Some say our fate was sealed over half a century ago when President Eisenhower embarked upon a massive program of interstate highway construction. This resulted in today’s suburbia and its correlating requirements of personal vehicle use. If America had evolved differently into a more urban nature, then public transportation would be a viable alternative. This is obviously not the case for much of the country.
Depending upon our cars to get us to work and all other life’s activities, we have no choice but to guzzle billions of gallons of gas. Whereas technology in all other facets has evolved rapidly, we drive around in cars burning the same basic fuels they did generations ago. However, there are those seeking alternatives. Many claim they do exist.
One such alternative relates to a simple element. That element is hydrogen.
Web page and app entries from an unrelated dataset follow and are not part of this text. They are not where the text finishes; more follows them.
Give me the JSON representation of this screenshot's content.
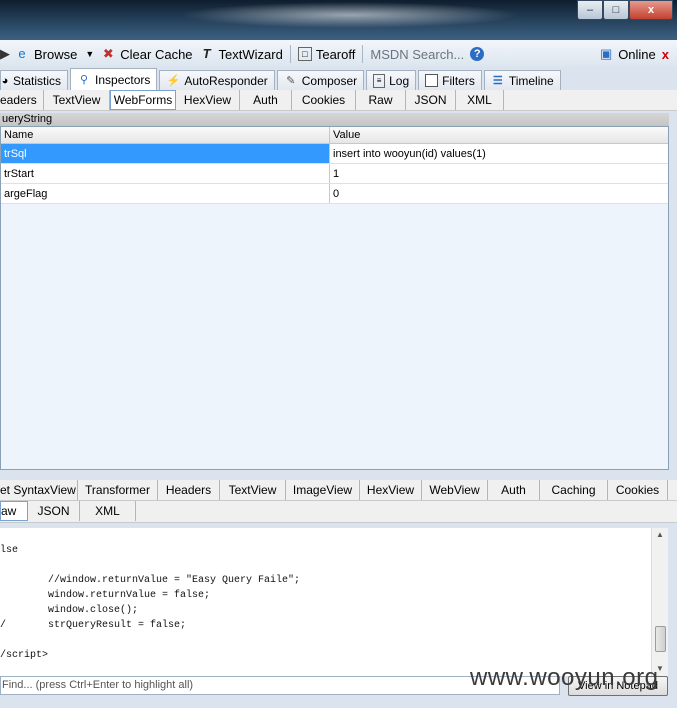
{
  "window": {
    "min": "–",
    "max": "□",
    "close": "x"
  },
  "toolbar": {
    "browse": "Browse",
    "clear_cache": "Clear Cache",
    "textwizard": "TextWizard",
    "tearoff": "Tearoff",
    "search_placeholder": "MSDN Search...",
    "online": "Online",
    "close_x": "x"
  },
  "main_tabs": [
    "Statistics",
    "Inspectors",
    "AutoResponder",
    "Composer",
    "Log",
    "Filters",
    "Timeline"
  ],
  "request_tabs": [
    "eaders",
    "TextView",
    "WebForms",
    "HexView",
    "Auth",
    "Cookies",
    "Raw",
    "JSON",
    "XML"
  ],
  "querystring": {
    "header": "ueryString",
    "col_name": "Name",
    "col_value": "Value",
    "rows": [
      {
        "name": "trSql",
        "value": "insert into wooyun(id) values(1)"
      },
      {
        "name": "trStart",
        "value": "1"
      },
      {
        "name": "argeFlag",
        "value": "0"
      }
    ]
  },
  "response_tabs_row1": [
    "et SyntaxView",
    "Transformer",
    "Headers",
    "TextView",
    "ImageView",
    "HexView",
    "WebView",
    "Auth",
    "Caching",
    "Cookies"
  ],
  "response_tabs_row2": [
    "aw",
    "JSON",
    "XML"
  ],
  "code_lines": [
    "lse",
    "",
    "        //window.returnValue = \"Easy Query Faile\";",
    "        window.returnValue = false;",
    "        window.close();",
    "/       strQueryResult = false;",
    "",
    "/script>"
  ],
  "find_placeholder": "Find... (press Ctrl+Enter to highlight all)",
  "notepad_button": "View in Notepad",
  "watermark": "www.wooyun.org"
}
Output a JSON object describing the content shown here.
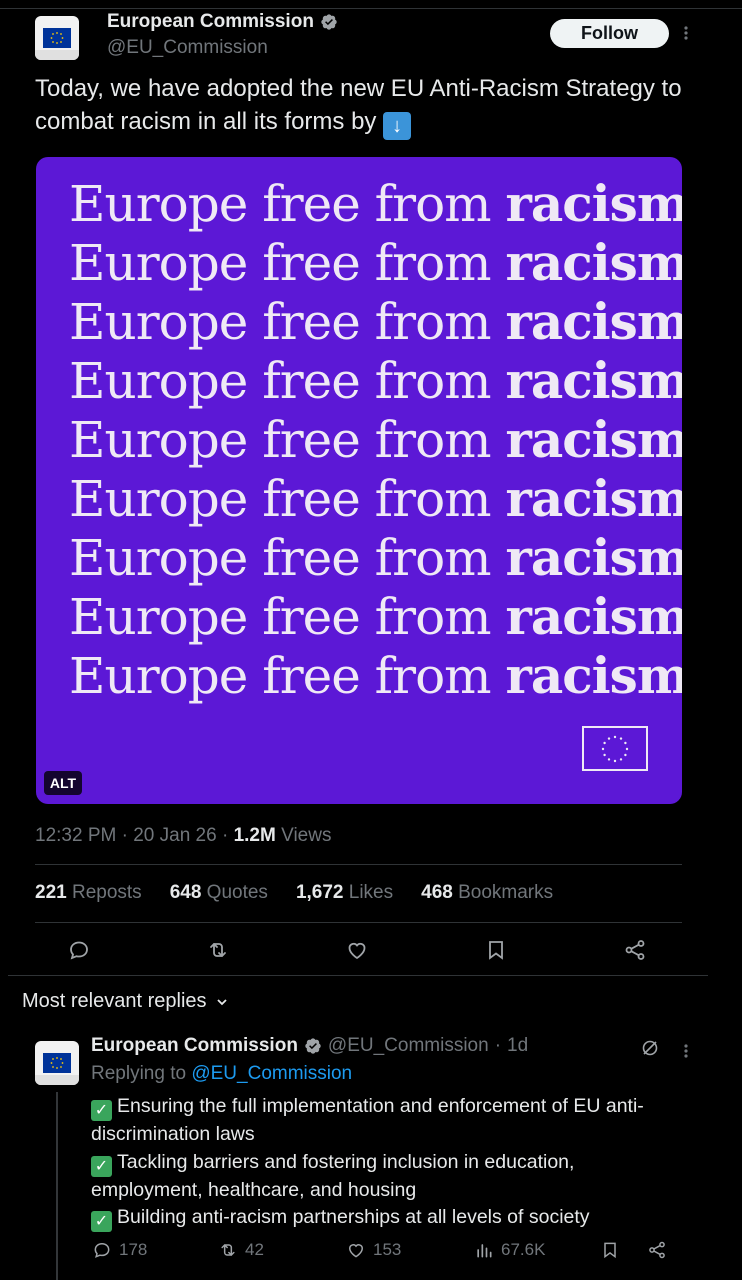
{
  "post": {
    "author_name": "European Commission",
    "author_handle": "@EU_Commission",
    "follow_label": "Follow",
    "text": "Today, we have adopted the new EU Anti-Racism Strategy to combat racism in all its forms by",
    "media": {
      "line_prefix": "Europe free from ",
      "line_bold": "racism",
      "alt_label": "ALT"
    },
    "time": "12:32 PM",
    "date": "20 Jan 26",
    "views_count": "1.2M",
    "views_label": "Views",
    "stats": [
      {
        "count": "221",
        "label": "Reposts"
      },
      {
        "count": "648",
        "label": "Quotes"
      },
      {
        "count": "1,672",
        "label": "Likes"
      },
      {
        "count": "468",
        "label": "Bookmarks"
      }
    ]
  },
  "replies_section": {
    "sort_label": "Most relevant replies"
  },
  "reply": {
    "author_name": "European Commission",
    "author_handle": "@EU_Commission",
    "age": "1d",
    "replying_prefix": "Replying to",
    "replying_handle": "@EU_Commission",
    "items": [
      "Ensuring the full implementation and enforcement of EU anti-discrimination laws",
      "Tackling barriers and fostering inclusion in education, employment, healthcare, and housing",
      "Building anti-racism partnerships at all levels of society"
    ],
    "replies_count": "178",
    "reposts_count": "42",
    "likes_count": "153",
    "views_count": "67.6K"
  },
  "icons": {
    "verified": "verified-badge-icon",
    "more": "more-icon",
    "reply": "reply-icon",
    "repost": "repost-icon",
    "like": "like-icon",
    "bookmark": "bookmark-icon",
    "share": "share-icon",
    "views": "views-icon",
    "grok": "grok-icon",
    "chevron": "chevron-down-icon",
    "arrow": "down-arrow-emoji-icon",
    "check": "check-mark-emoji-icon"
  },
  "colors": {
    "background": "#000000",
    "media_purple": "#5c18d6",
    "link_blue": "#1d9bf0",
    "muted": "#71767b"
  }
}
It is a word often associated with power ranging from the sun to the hydrogen bomb. There is however, a far more tame and beneficial use for hydrogen power. When used efficiently via fuel cells, hydrogen can be the cure to our oil addiction.
There are several obstacles to the substitution of hydrogen for fossil fuels. The first has mostly been overcome. Production of a hydrogen powered car has been achieved in the development labs. Highly expensive, as most new technologies are, the price will come down over time with more efficient production techniques and volume sales. Remember how much you paid for that first beta max compared to today’s dvd player prices?
Widespread adoption would require places along the road to recharge the cells. We obviously are built out currently to support filling up our tanks with gas. How would we produce hydrogen and power the requisite process? There is much debate about this. Some point to the sun using solar panels to power the production of hydrogen at these new fill up stations. Others point to building out the nuclear power infrastructure to support this huge additional demand that would be presented by myriad hydrogen production stations.
There are many questions and several technological breakthroughs needed before we are all driving hydrogen fuel cell cars. However, the rising prices of gas may very well prove to be the impetus speeding up the adoption of fuel cells. Clean and potentially based on fully renewable sources like the sun, these cars could be the answers to all our prayers.